This large and striking vase or wine cooler is a tribute to ‘Bacchus’ (also known as Dionysus), god of the grape harvest and wine. The design was in production from at least 1865 and was produced in a variety of glazes.
Another example can be found on display in the V&A Museum’s own Café (the first café to be attached to a Museum) the Café designed and decorated by Minton.
Notes on Bacchus (Dionysus) and Satyr (silenus or silenos)
Dionysus is the god of the grape-harvest, winemaking, orchards and fruit, vegetation, fertility, insanity, ritual madness, religious ecstasy, festivity, and theatre in ancient Greek religion and myth, also known as Bacchus by the Greeks.
In Greek mythology, a satyr, also known as a silenus or silenos, is a male nature spirit. Satyrs were characterized by their ribaldry and were known as lovers of wine, music, dancing, and women. They were companions of the god Dionysus and were believed to inhabit remote locales, such as woodlands, mountains, and pastures. Since the Renaissance, satyrs have been most often represented with the legs and horns of goats.
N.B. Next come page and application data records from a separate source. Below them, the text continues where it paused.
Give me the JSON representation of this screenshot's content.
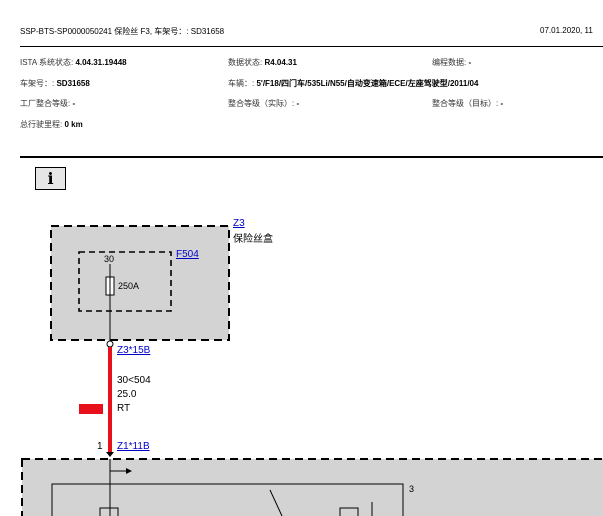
{
  "header": {
    "doc_title": "SSP-BTS-SP0000050241 保险丝 F3, 车架号：: SD31658",
    "date": "07.01.2020, 11"
  },
  "info": {
    "ista_label": "ISTA 系统状态:",
    "ista_value": "4.04.31.19448",
    "data_status_label": "数据状态:",
    "data_status_value": "R4.04.31",
    "programming_label": "编程数据:",
    "programming_value": "-",
    "vin_label": "车架号：:",
    "vin_value": "SD31658",
    "vehicle_label": "车辆：:",
    "vehicle_value": "5'/F18/四门车/535Li/N55/自动变速箱/ECE/左座驾驶型/2011/04",
    "factory_level_label": "工厂整合等级:",
    "factory_level_value": "-",
    "actual_level_label": "整合等级（实际）:",
    "actual_level_value": "-",
    "target_level_label": "整合等级（目标）:",
    "target_level_value": "-",
    "mileage_label": "总行驶里程:",
    "mileage_value": "0 km"
  },
  "info_button": {
    "icon": "info-icon",
    "glyph": "i"
  },
  "diagram": {
    "z3_link": "Z3",
    "z3_desc": "保险丝盒",
    "f504_link": "F504",
    "fuse_pin": "30",
    "fuse_rating": "250A",
    "connector_top_link": "Z3*15B",
    "wire_line1": "30<504",
    "wire_line2": "25.0",
    "wire_color_code": "RT",
    "wire_color": "#e8101a",
    "connector_bottom_pin": "1",
    "connector_bottom_link": "Z1*11B",
    "lower_box_label": "3"
  }
}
Representations of satyrs cavorting with nymphs have been common in western art, with many famous artists creating works on the theme

Ref: 22131